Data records
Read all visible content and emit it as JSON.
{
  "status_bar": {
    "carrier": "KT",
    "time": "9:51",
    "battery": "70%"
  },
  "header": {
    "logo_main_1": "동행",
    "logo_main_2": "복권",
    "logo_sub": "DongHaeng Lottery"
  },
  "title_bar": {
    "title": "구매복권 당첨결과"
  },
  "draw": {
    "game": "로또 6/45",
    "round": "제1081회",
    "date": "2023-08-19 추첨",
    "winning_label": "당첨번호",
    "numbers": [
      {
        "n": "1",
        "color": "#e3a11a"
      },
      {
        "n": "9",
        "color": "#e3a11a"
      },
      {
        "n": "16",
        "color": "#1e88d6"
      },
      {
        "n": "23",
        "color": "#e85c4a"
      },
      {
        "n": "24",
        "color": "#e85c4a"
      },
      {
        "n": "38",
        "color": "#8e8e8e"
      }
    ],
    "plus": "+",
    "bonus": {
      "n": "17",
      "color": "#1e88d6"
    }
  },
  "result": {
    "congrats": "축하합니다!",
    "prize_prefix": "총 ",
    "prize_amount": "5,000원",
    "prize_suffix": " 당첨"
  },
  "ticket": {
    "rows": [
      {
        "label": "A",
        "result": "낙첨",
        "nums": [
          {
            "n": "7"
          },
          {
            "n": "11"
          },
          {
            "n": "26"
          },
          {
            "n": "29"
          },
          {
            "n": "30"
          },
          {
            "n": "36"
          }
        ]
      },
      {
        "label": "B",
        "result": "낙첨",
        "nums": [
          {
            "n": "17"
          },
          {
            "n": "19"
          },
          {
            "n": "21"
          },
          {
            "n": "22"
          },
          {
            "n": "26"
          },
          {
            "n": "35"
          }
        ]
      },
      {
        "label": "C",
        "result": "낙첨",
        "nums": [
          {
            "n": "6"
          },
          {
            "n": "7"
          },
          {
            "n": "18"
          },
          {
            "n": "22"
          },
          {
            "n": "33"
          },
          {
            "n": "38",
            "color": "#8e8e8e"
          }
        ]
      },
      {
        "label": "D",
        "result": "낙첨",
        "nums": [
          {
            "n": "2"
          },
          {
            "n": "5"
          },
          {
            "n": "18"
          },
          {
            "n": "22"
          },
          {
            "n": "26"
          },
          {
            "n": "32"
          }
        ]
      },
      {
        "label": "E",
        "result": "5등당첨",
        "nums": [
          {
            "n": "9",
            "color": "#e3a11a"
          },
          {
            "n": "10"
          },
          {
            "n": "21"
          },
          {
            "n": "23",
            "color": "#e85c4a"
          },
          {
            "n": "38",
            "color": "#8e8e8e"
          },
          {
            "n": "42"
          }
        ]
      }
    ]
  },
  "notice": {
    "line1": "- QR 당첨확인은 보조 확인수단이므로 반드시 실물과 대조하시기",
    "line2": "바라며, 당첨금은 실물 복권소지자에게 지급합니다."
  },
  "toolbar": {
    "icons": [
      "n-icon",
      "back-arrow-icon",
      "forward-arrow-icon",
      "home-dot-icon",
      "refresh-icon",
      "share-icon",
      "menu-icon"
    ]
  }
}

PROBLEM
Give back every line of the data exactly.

SOLUTION
Read all visible content and emit it as JSON.
{
  "status_bar": {
    "carrier": "KT",
    "time": "9:51",
    "battery": "70%"
  },
  "header": {
    "logo_main_1": "동행",
    "logo_main_2": "복권",
    "logo_sub": "DongHaeng Lottery"
  },
  "title_bar": {
    "title": "구매복권 당첨결과"
  },
  "draw": {
    "game": "로또 6/45",
    "round": "제1081회",
    "date": "2023-08-19 추첨",
    "winning_label": "당첨번호",
    "numbers": [
      {
        "n": "1",
        "color": "#e3a11a"
      },
      {
        "n": "9",
        "color": "#e3a11a"
      },
      {
        "n": "16",
        "color": "#1e88d6"
      },
      {
        "n": "23",
        "color": "#e85c4a"
      },
      {
        "n": "24",
        "color": "#e85c4a"
      },
      {
        "n": "38",
        "color": "#8e8e8e"
      }
    ],
    "plus": "+",
    "bonus": {
      "n": "17",
      "color": "#1e88d6"
    }
  },
  "result": {
    "congrats": "축하합니다!",
    "prize_prefix": "총 ",
    "prize_amount": "5,000원",
    "prize_suffix": " 당첨"
  },
  "ticket": {
    "rows": [
      {
        "label": "A",
        "result": "낙첨",
        "nums": [
          {
            "n": "7"
          },
          {
            "n": "11"
          },
          {
            "n": "26"
          },
          {
            "n": "29"
          },
          {
            "n": "30"
          },
          {
            "n": "36"
          }
        ]
      },
      {
        "label": "B",
        "result": "낙첨",
        "nums": [
          {
            "n": "17"
          },
          {
            "n": "19"
          },
          {
            "n": "21"
          },
          {
            "n": "22"
          },
          {
            "n": "26"
          },
          {
            "n": "35"
          }
        ]
      },
      {
        "label": "C",
        "result": "낙첨",
        "nums": [
          {
            "n": "6"
          },
          {
            "n": "7"
          },
          {
            "n": "18"
          },
          {
            "n": "22"
          },
          {
            "n": "33"
          },
          {
            "n": "38",
            "color": "#8e8e8e"
          }
        ]
      },
      {
        "label": "D",
        "result": "낙첨",
        "nums": [
          {
            "n": "2"
          },
          {
            "n": "5"
          },
          {
            "n": "18"
          },
          {
            "n": "22"
          },
          {
            "n": "26"
          },
          {
            "n": "32"
          }
        ]
      },
      {
        "label": "E",
        "result": "5등당첨",
        "nums": [
          {
            "n": "9",
            "color": "#e3a11a"
          },
          {
            "n": "10"
          },
          {
            "n": "21"
          },
          {
            "n": "23",
            "color": "#e85c4a"
          },
          {
            "n": "38",
            "color": "#8e8e8e"
          },
          {
            "n": "42"
          }
        ]
      }
    ]
  },
  "notice": {
    "line1": "- QR 당첨확인은 보조 확인수단이므로 반드시 실물과 대조하시기",
    "line2": "바라며, 당첨금은 실물 복권소지자에게 지급합니다."
  },
  "toolbar": {
    "icons": [
      "n-icon",
      "back-arrow-icon",
      "forward-arrow-icon",
      "home-dot-icon",
      "refresh-icon",
      "share-icon",
      "menu-icon"
    ]
  }
}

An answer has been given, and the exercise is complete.